Golf’s going green... and it’ll make game a lot harder to play!
FOR golfers struggling in the rough, it will come as unwelcome news – Scotland’s golf courses could become harder to play over concerns that our greens are not ‘green’ enough.
New research shows that pristine fairways generate as much harmful greenhouse gases as a small town.
Scientists say that every acre of manicured turf produces around 600kg of greenhouse gases a year.
With around 550 courses, Scottish golf’s carbon footprint equates to 21,500 tonnes of CO2 every year.
Now there are calls for minimum maintenance – which means shrinking fairways and extra rough.
The Swedish Institute of Agricultural and Environmental Engineering and Swedish University of Agricultural Sciences examined two Scandinavian courses.
They found that keeping fairways and greens in pristine condition is carbon-intensive. Diesel-powered mowers run up fuel use while fertiliser and rotting grass emit nitrous oxide.
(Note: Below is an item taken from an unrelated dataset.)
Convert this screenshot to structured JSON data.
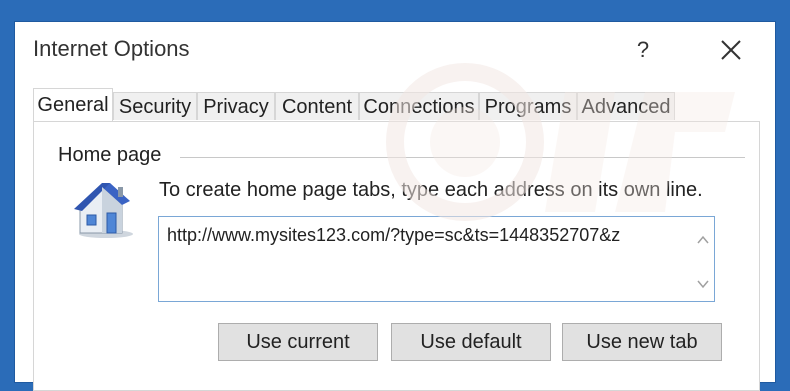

The study – in the journal Urban Forestry & Urban Greening – states: ‘Appropriate measures for reducing carbon footprint are reduced mowing frequency; investment in electrified machinery; lowering the fertiliser rate and reducing the amount and transport of sand.’
Lead author Dr Pernilla Tidaker said: ‘I understand there is a wish from beginners and less skilled golfers to extend the fairway but that leads to higher CO2 impact.’
However, many cash-strapped courses have embraced the idea.
James Hutchinson of the British and International Golf Greenkeepers’ Association, said: ‘The industry has started to let areas go by reducing the amount of turf that gets cut.
‘Where fairways are smaller and rough larger, some golfers will spend more time looking for their ball.’
Robert Patterson, course manager at Royal Aberdeen Golf Club, said: ‘We are returning the rough to traditional thin and wispy grass, so it will need mowing every three weeks instead of twice a week.
‘There is a fine balance. You have to look after your members so you can’t make the course too difficult.’
Eddie David, president of Tillicoultry Golf Club in Clackmannanshire, said: ‘We brought in some fairways and let more of the course go to rough, but some of the older guys were up in arms. But our carbon emissions are coming down as we use less diesel.’
‘Will spend more time looking for a ball’